The request exceeded Homeland Security’s authority

American Oversight put out a press release:

American Oversight Investigates DHS Attempt to Stifle Online Criticism

On April 6, Twitter filed a lawsuit alleging the Department of Homeland Security (DHS) had attempted to use a customs summons to unmask the identity of an anonymous Twitter user critical of the administration. In its complaint, Twitter alleged that the request exceeded Homeland Security’s authority and infringed on the constitutional rights of Twitter’s users to engage in political speech.

“Homeland Security’s effort to stretch an obscure customs regulation to stifle political dissent is deeply troubling,” said Austin Evers, executive director of American Oversight. “This raises serious questions about the new administration.

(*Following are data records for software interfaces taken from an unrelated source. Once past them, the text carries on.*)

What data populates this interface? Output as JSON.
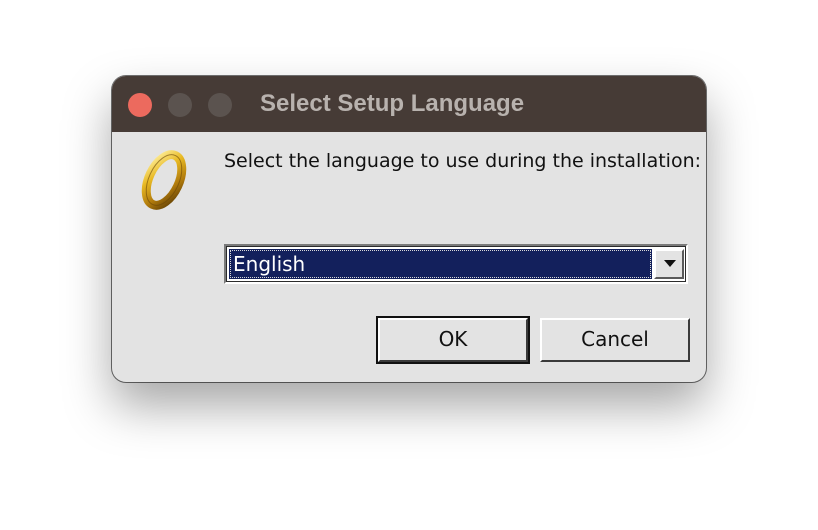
{
  "window": {
    "title": "Select Setup Language",
    "controls": [
      "close-icon",
      "minimize-icon",
      "maximize-icon"
    ],
    "colors": {
      "titlebar": "#463b36",
      "close": "#ec6a5e",
      "selection": "#13205c",
      "body": "#e3e3e3"
    }
  },
  "dialog": {
    "icon": "gold-ring-icon",
    "prompt": "Select the language to use during the installation:",
    "language_select": {
      "value": "English",
      "arrow_icon": "chevron-down-icon"
    },
    "buttons": {
      "ok": "OK",
      "cancel": "Cancel"
    }
  }
}
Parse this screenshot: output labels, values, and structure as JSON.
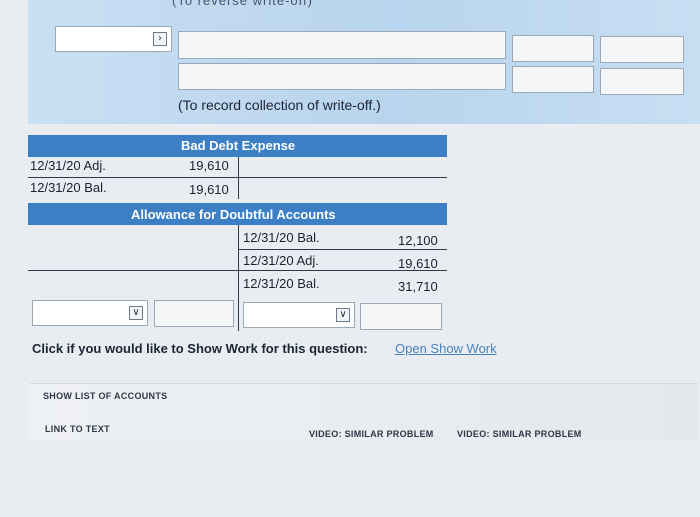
{
  "cut_header": "(To reverse write-off)",
  "journal": {
    "row1": {
      "account_value": "",
      "debit": "",
      "credit": ""
    },
    "row2": {
      "account_value": "",
      "debit": "",
      "credit": ""
    },
    "note": "(To record collection of write-off.)"
  },
  "bad_debt_expense": {
    "title": "Bad Debt Expense",
    "rows": [
      {
        "label": "12/31/20 Adj.",
        "value": "19,610"
      },
      {
        "label": "12/31/20 Bal.",
        "value": "19,610"
      }
    ]
  },
  "allowance": {
    "title": "Allowance for Doubtful Accounts",
    "rows": [
      {
        "label": "12/31/20 Bal.",
        "value": "12,100"
      },
      {
        "label": "12/31/20 Adj.",
        "value": "19,610"
      },
      {
        "label": "12/31/20 Bal.",
        "value": "31,710"
      }
    ]
  },
  "show_work": {
    "question": "Click if you would like to Show Work for this question:",
    "link": "Open Show Work"
  },
  "buttons": {
    "show_accounts": "SHOW LIST OF ACCOUNTS",
    "link_to_text": "LINK TO TEXT",
    "video1": "VIDEO: SIMILAR PROBLEM",
    "video2": "VIDEO: SIMILAR PROBLEM"
  },
  "colors": {
    "header_blue": "#3d7fc4",
    "panel_blue": "#c2d9f0",
    "link_blue": "#4a82bd"
  }
}
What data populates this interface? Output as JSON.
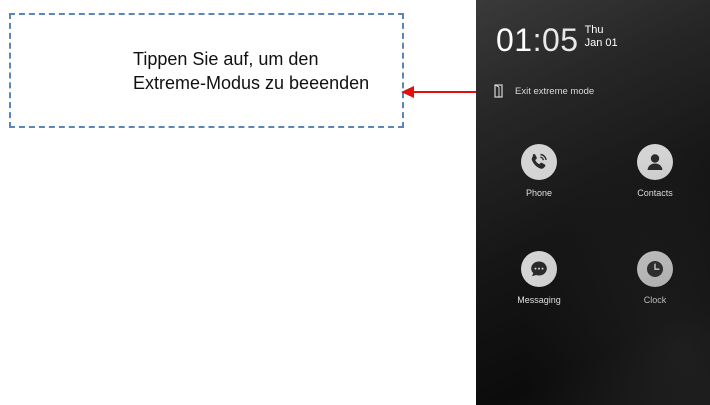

We have a right to know whether this action was ordered by political leadership or even the White House. While government officials don’t have the right to expose the identities of people who criticize them, the American people do have the right to identify government officials who try to abuse their power.”

That’s how that works, see. We do get to criticize the government. The government doesn’t get to punish or silence us for doing that.

American Oversight has put in a FOIA request and will let us know what it finds out.

One Response to “The request exceeded Homeland Security’s authority”